Travelzoo Experience: Sensory Overload in Hong Kong
One of the most coveted perks at Travelzoo is the Travelzoo Experience, in which Deal Experts and other employees take advantage of the same travel, entertainment and local deals we publish to our subscribers and report back on their experience.
From the moment I stepped off the plane for a week in Hong Kong, I was in sensory overload.
- Sound: English, English everywhere. After my 16-hour flight from Chicago aboard Cathay Pacific, I wanted the reward of hearing a foreign tongue after deboarding. But it wasn’t really until arrival in Kowloon that I heard the Cantonese I was longing for. As the week went on, a typical day also included hearing Korean, Japanese, Mandarin and English spoken with all sorts of accents.
- Sight: Look up. Hong Kong isn’t called the Vertical City without good reason. Hundreds of high rises pierce the air while lining Victoria Harbour. Or, if you’re at Victoria Peak, one of the most tourist-trafficked spots, overlook the city skyline, harbor waters and countless skyscrapers sitting amid the hillsides. I was not the only tourist trying to take in the Central-Mid-level escalators on Hong Kong Island from my camera’s lens. This outdoor system begins at street level, ascending to 135 meters in one of the busiest districts, easing pedestrians’ day-to-day lives.

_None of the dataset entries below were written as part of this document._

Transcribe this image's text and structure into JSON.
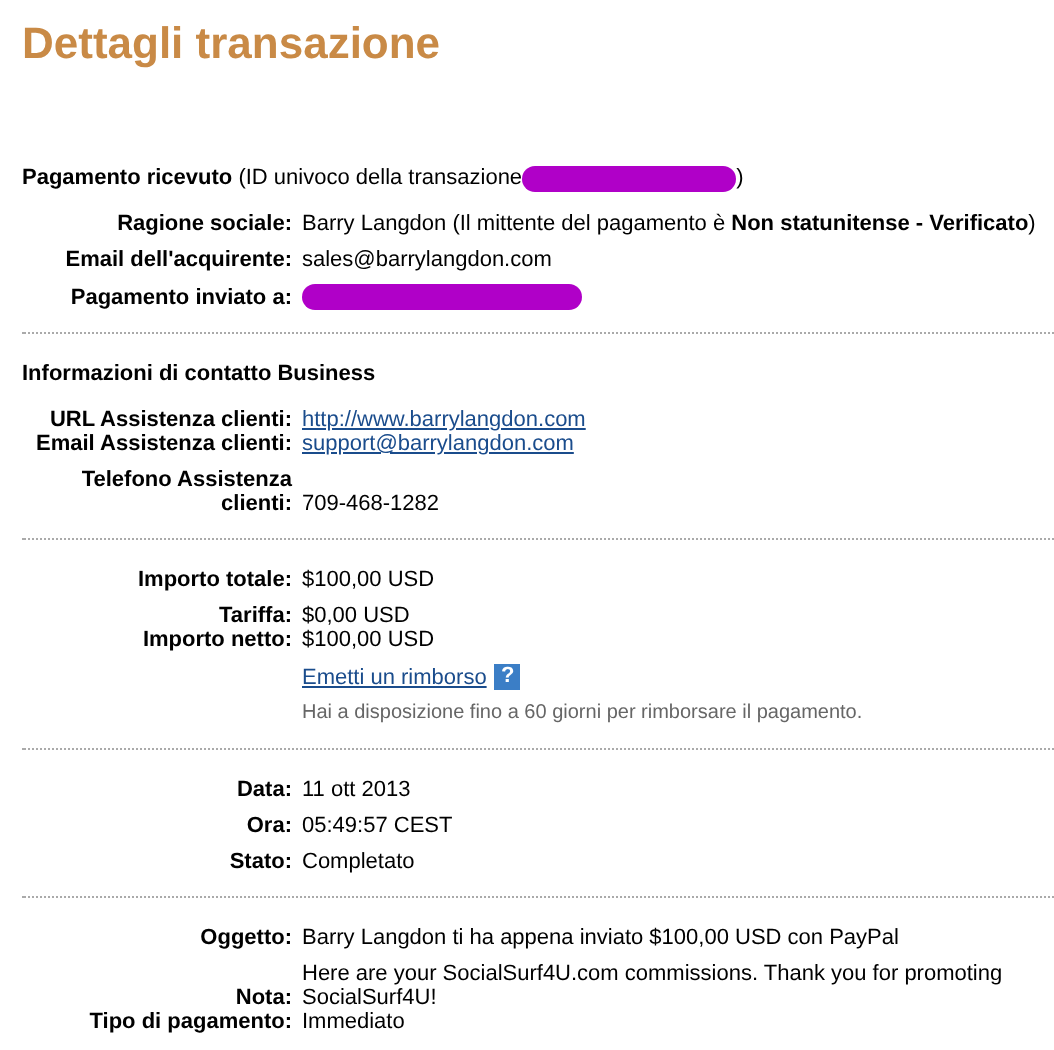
{
  "title": "Dettagli transazione",
  "sections": [
    {
      "heading_parts": [
        {
          "kind": "text",
          "text": "**Pagamento ricevuto** (ID univoco della transazione"
        },
        {
          "kind": "redacted"
        },
        {
          "kind": "text",
          "text": ")"
        }
      ],
      "groups": [
        [
          {
            "label": "Ragione sociale:",
            "kind": "text",
            "value": "Barry Langdon (Il mittente del pagamento è **Non statunitense - Verificato**)"
          }
        ],
        [
          {
            "label": "Email dell'acquirente:",
            "kind": "text",
            "value": "sales@barrylangdon.com"
          }
        ],
        [
          {
            "label": "Pagamento inviato a:",
            "kind": "redacted"
          }
        ]
      ]
    },
    {
      "heading_parts": [
        {
          "kind": "text",
          "text": "**Informazioni di contatto Business**"
        }
      ],
      "groups": [
        [
          {
            "label": "URL Assistenza clienti:",
            "kind": "link",
            "value": "http://www.barrylangdon.com"
          },
          {
            "label": "Email Assistenza clienti:",
            "kind": "link",
            "value": "support@barrylangdon.com"
          }
        ],
        [
          {
            "label": "Telefono Assistenza clienti:",
            "kind": "text",
            "value": "709-468-1282"
          }
        ]
      ]
    },
    {
      "groups": [
        [
          {
            "label": "Importo totale:",
            "kind": "text",
            "value": "$100,00 USD"
          }
        ],
        [
          {
            "label": "Tariffa:",
            "kind": "text",
            "value": "$0,00 USD"
          },
          {
            "label": "Importo netto:",
            "kind": "text",
            "value": "$100,00 USD"
          }
        ],
        [
          {
            "kind": "link",
            "value": "Emetti un rimborso",
            "help": "?"
          }
        ],
        [
          {
            "kind": "note",
            "value": "Hai a disposizione fino a 60 giorni per rimborsare il pagamento."
          }
        ]
      ]
    },
    {
      "groups": [
        [
          {
            "label": "Data:",
            "kind": "text",
            "value": "11 ott 2013"
          }
        ],
        [
          {
            "label": "Ora:",
            "kind": "text",
            "value": "05:49:57 CEST"
          }
        ],
        [
          {
            "label": "Stato:",
            "kind": "text",
            "value": "Completato"
          }
        ]
      ]
    },
    {
      "groups": [
        [
          {
            "label": "Oggetto:",
            "kind": "text",
            "value": "Barry Langdon ti ha appena inviato $100,00 USD con PayPal"
          }
        ],
        [
          {
            "label": "Nota:",
            "kind": "text",
            "value": "Here are your SocialSurf4U.com commissions. Thank you for promoting SocialSurf4U!"
          },
          {
            "label": "Tipo di pagamento:",
            "kind": "text",
            "value": "Immediato"
          }
        ]
      ]
    }
  ]
}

- Taste: It’s hard to force yourself to branch out in a city filled with Michelin-starred pork buns, but it’s well worth it. From traditional Cantonese to modern takes on global cuisine, tastes are diverse as the city itself. One recommended culinary experience comes from the book “1,000 Places To See Before You Die," heralded by Travelzoo deal experts as both a roadmap and a lifetime challenge. It recommends that visitors sample the city’s colonial past with teatime at the Peninsula hotel. Finger sandwiches in the gorgeous neo-classical lobby were another trip highlight.

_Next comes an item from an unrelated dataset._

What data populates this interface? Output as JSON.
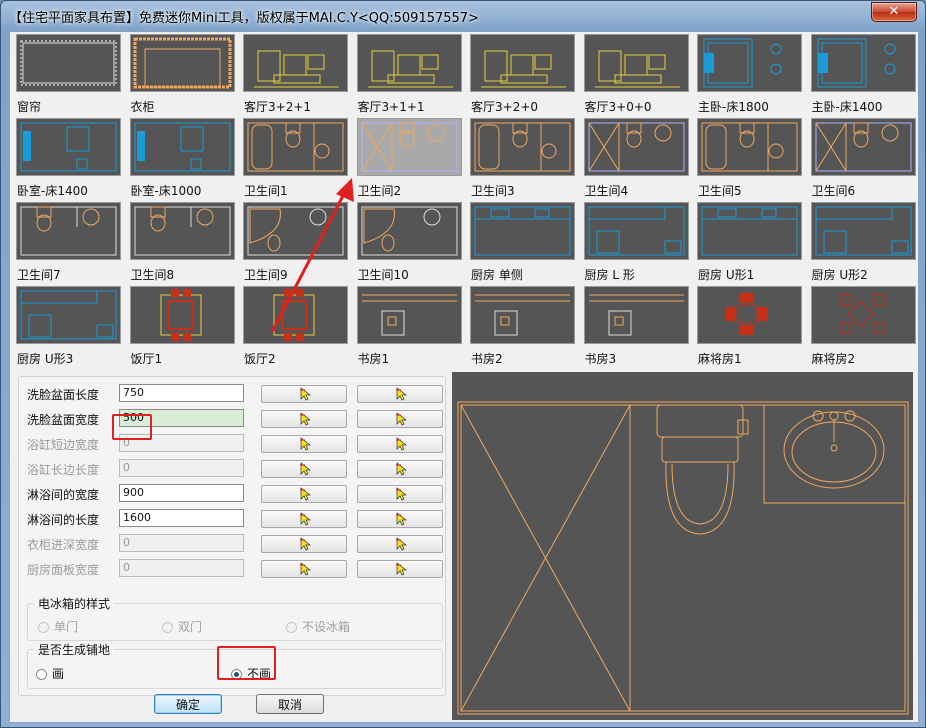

- Touch: Bolts of rich fabrics, including the region’s famed silk, beckon to be felt from shop windows in Kowloon, a place where tailormade clothing is an affordable norm. But luxury labels are still king here, where designer shops take up gargantuan retail spaces in Central, and floor after floor of European goods require a second or third look and touch.
- Smell: Tiny fishing boats still float around the Aberdeen Harbour, but as Hong Kong becomes more and more expensive, it’s also became home to floating homes and hotels. These small wooden boats are a sight that’s seemingly incongruous with the shiny city just meters away. And my (very necessary) rain jacket still smells like the incense burned at the Man Mo temple along Hollywood Road in Sheung Wan. The temple, which was built in the late 1800s, is a place to worship the gods of literature as well as war.
Things to Know
- Wi-Fi is plentiful and often free. From the airport to high-end shops, a free signal is never too far away.
- Hong Kong's MTR train system runs through Hong Kong Island, Kowloon and Lantau and is extremely easy to navigate. Save your dollar coins for the kiosks in the stations; not all machines take bills. Taxis are inexpensive, but the train is even cheaper.
- The location-enabled Yelp-like app of Hong Kong is OpenRice, a meal-time lifesaver.
- Tour guides depend on the generosity of tourists, and it’s customary to round up the taxi fare, but tipping is not a widespread practice. A 10% service charge is usually included in most restaurant bills.
- A good place to begin trip planning is the English-language Travelzoo Asia Pacific Top 20 list. Here you’ll find hotel discounts as well as regional flights should you want to explore neighboring areas.